An occasional article with one question put to six fanciers encompassing a range of views, knowledge and experience relevant to the art of fancy mouse exhibiting.
I received 4 replies from the six fanciers I canvassed. I could have asked another 2 to compensate for those that didn’t wish to contribute but decided to leave it as a reflection of the fancy whether that’s good, bad or indifferent. Thanks to all those that penned a reply.
Question: Define good stocksmanship (Part 2)

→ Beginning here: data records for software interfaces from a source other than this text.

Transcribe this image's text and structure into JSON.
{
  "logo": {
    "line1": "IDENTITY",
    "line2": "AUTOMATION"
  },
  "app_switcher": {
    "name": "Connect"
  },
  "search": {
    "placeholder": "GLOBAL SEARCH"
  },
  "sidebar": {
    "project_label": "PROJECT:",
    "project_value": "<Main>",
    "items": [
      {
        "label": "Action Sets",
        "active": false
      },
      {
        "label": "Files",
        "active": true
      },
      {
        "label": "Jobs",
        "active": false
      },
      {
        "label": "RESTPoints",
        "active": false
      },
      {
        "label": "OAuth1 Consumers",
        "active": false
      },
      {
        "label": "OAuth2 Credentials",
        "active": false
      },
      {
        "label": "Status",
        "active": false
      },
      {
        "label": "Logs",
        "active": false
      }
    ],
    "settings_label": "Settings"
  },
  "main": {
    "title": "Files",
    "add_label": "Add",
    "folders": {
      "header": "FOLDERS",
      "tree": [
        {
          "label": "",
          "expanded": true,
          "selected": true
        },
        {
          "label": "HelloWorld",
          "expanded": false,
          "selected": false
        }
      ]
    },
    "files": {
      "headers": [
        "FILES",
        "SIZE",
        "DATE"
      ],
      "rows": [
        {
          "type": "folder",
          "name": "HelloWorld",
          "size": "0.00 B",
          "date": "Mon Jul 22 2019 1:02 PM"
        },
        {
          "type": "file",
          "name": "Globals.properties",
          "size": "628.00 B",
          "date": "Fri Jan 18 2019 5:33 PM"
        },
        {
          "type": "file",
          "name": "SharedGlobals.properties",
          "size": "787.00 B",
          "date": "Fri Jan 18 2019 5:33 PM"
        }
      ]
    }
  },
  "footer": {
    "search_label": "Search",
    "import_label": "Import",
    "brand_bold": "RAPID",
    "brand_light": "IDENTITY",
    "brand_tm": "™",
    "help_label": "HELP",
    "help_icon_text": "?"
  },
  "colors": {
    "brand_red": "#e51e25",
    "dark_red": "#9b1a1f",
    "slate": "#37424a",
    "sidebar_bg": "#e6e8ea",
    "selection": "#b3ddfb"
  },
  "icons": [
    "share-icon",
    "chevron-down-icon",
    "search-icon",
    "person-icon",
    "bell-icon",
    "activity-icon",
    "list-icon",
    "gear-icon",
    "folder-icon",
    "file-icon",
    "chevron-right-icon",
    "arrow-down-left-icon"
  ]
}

What is a good stockman or woman? For me it is the art of looking after the animals in our care. Professional stockmen are farmers who keep animals for their living. As hobbyists we are in charge of our mice and are really like small farmers who care for our small livestock for exhibition purposes. It could be asked if it is an art or science to be able to obtain the very best out of our charges. I believe it is a bit of both. The majority of mouse fanciers are practical breeders, not geneticists. The science of genetics is not essential to breed top quality show mice but a little knowledge can be helpful. Stockmanship requires hard work and dedication. The three experts in genetics I have known were Roy Robinson (author of Colour Inheritance in Small Livestock), Roger Hutchings (author of Fancy Mice, originator of present day B. E Creams) and Bryan Makin (producer of Silver Agouti and Argente Creme). However, they were not producing mice to consistently win big awards. On the other hand the following three NMC members had little knowledge of genetics but won nearly every possible award due to their fantastic stockmanship: Percy Ashley, Eric Kitchen and
Roger Edmonson. I read all their articles in ‘Fur & Feather’ and talked to them and gained useful and expert knowledge of how to manage mice. The following consists of some facts I have learnt and practiced over the years.
Thoroughly read again and again the NMC standards. The ‘general standard of excellence’ has stood the test of time for over 100 years.
A good stock person handles their mice as much as they can. This will make stock tractable for judging and you will learn from studying your stock.
Select and breed only from the best in your mousery. This is a talent that can be learnt from established fanciers. Visit mouseries and glean all the knowledge you can. Never mate a buck and doe with the same fault. It will become a fixture and failure in your stud. Never use any buck for stud purposes that is slim, racy with the type of an ideal doe. A big rough looking buck with a broad skull and lots of bone structure is ideal. Nowadays there is rarely a stud buck class on the schedule. I feel this is a mistake as the stud buck is one of the principal features of a good stud of mice.
To obtain a good stud buck, raise a maximum of three bucks per dam and eventually keep only the biggest and best one.
Never breed from does that are too young or immature. The reducing of litters is a necessity to maintain size, strength and stamina (Tony recommends raising same sex litters).
Cleaning out is a big part of stock management and should be done weekly. A good stockman keeps his stock in good condition at all times. A wonderfully coloured mouse that is not fit will never win in a good class.
Condition is of course a huge part of stockmanship. It is often said that condition goes in through the mouth by correct feeding. I feel that most people I have observed over the years do not feed enough. Apart from mice genetically prone to obesity i.e. reds, fawns, sables, it is difficult to over -feed. The mouse is more akin to the shrew which has a high metabolism.
I think I have exceeded my brief although there is still more to say. Feeding allied to good stockmanship will be the subject of another article.
(I have edited Tonys reply due to the length. If anyone would like to read the unabridged article please ask me to see it or have a chat with Tony, it’s a good read. SC)
Good stockmanship means taking
proper care of livestock in your possession (in other words, good husbandry) and understanding how to maintain its quality. These are equally important and inevitably mean weeding out individuals which do not come up to scratch by not adding them to the breeding programme. These principles apply to all forms of domesticated livestock.
Good husbandry must always be at the top of the agenda. To achieve it, you have to be observant of the stock and make sure it is kept in good condition, all the time. This means feeding a varied, high-quality diet, cleaning out regularly, and looking at and handling all the mice at least weekly, though preferably more than that. Healthy, fit mice will have a shiny coat, be alert and active, and feel as if they are vibrating when you handle them, particularly the young ones.
Maintaining quality is more difficult, and definitely a skill. Some faults, such as a kinked tail, or white toes on a dark mouse, are easy to spot, but there are many more which only become evident as the mouse matures. Making decisions on all the variable elements is what takes husbandry into stockmanship. No matter how good a mouse’s colour, or markings etc, it will only set your variety back if it is not sturdy and robust.
Stockmanship can be learned through experience, but those fanciers who have “an eye for a mouse” will have a headstart!